:: RECORDS SHOWN

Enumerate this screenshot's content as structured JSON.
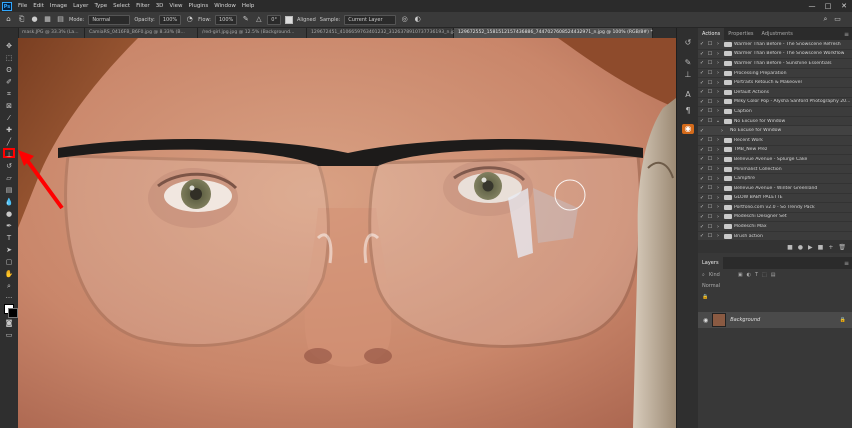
{
  "menubar": {
    "logo": "Ps",
    "items": [
      "File",
      "Edit",
      "Image",
      "Layer",
      "Type",
      "Select",
      "Filter",
      "3D",
      "View",
      "Plugins",
      "Window",
      "Help"
    ],
    "window_controls": [
      "—",
      "□",
      "✕"
    ]
  },
  "options_bar": {
    "mode_label": "Mode:",
    "mode_value": "Normal",
    "opacity_label": "Opacity:",
    "opacity_value": "100%",
    "flow_label": "Flow:",
    "flow_value": "100%",
    "angle_value": "0°",
    "aligned_label": "Aligned",
    "sample_label": "Sample:",
    "sample_value": "Current Layer"
  },
  "doc_tabs": [
    "mask.JPG @ 33.3% (La...",
    "CamiaRS_0416FB_B6F0.jpg @ 8.33% (B...",
    "/red-girl.jpg.jpg @ 12.5% (Background...",
    "129672451_4106659763401232_3126378910737736193_n.jpg",
    "129672552_1581512157436886_7447027608524432971_n.jpg @ 100% (RGB/8#) *"
  ],
  "active_tab_index": 4,
  "tools": [
    "move-tool",
    "artboard-tool",
    "lasso-tool",
    "quick-select-tool",
    "crop-tool",
    "frame-tool",
    "eyedropper-tool",
    "healing-brush-tool",
    "brush-tool",
    "clone-stamp-tool",
    "history-brush-tool",
    "eraser-tool",
    "gradient-tool",
    "blur-tool",
    "dodge-tool",
    "pen-tool",
    "type-tool",
    "path-select-tool",
    "rectangle-tool",
    "hand-tool",
    "zoom-tool"
  ],
  "highlighted_tool": "clone-stamp-tool",
  "actions_panel": {
    "tabs": [
      "Actions",
      "Properties",
      "Adjustments"
    ],
    "menu": "≡",
    "items": [
      "Warmer Than Before - The Snowscene Refresh",
      "Warmer Than Before - The Snowscene Workflow",
      "Warmer Than Before - Sunshine Essentials",
      "Processing Preparation",
      "Portraits Retouch & Makeover",
      "Default Actions",
      "Milky Color Pop - Alysha Sanford Photography 20...",
      "Caption",
      "No Excuse for Window",
      "No Excuse for Window",
      "Recent Work",
      "TMB_New Prez",
      "Bellevue Avenue - Splurge Cake",
      "Minimalist Collection",
      "Campfire",
      "Bellevue Avenue - Winter Greenland",
      "GLOW BABY PALETTE",
      "Portfolio.com v2.0 - So Trendy Pack",
      "Modeschi Designer Set",
      "Modeschi Max",
      "Brush action"
    ],
    "expanded_index": 8,
    "footer_icons": [
      "■",
      "●",
      "▶",
      "■",
      "+",
      "🗑"
    ]
  },
  "layers_panel": {
    "tab": "Layers",
    "menu": "≡",
    "kind_label": "Kind",
    "mode_value": "Normal",
    "layer_name": "Background"
  },
  "strip_icons": [
    "history-icon",
    "brush-settings-icon",
    "clone-source-icon",
    "character-icon",
    "paragraph-icon",
    "libraries-icon"
  ],
  "colors": {
    "accent_red": "#ff0000",
    "panel_bg": "#383838",
    "toolbar_bg": "#2f2f2f"
  }
}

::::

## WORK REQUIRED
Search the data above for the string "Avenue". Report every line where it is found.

## RESULT
      "Bellevue Avenue - Splurge Cake",
      "Bellevue Avenue - Winter Greenland",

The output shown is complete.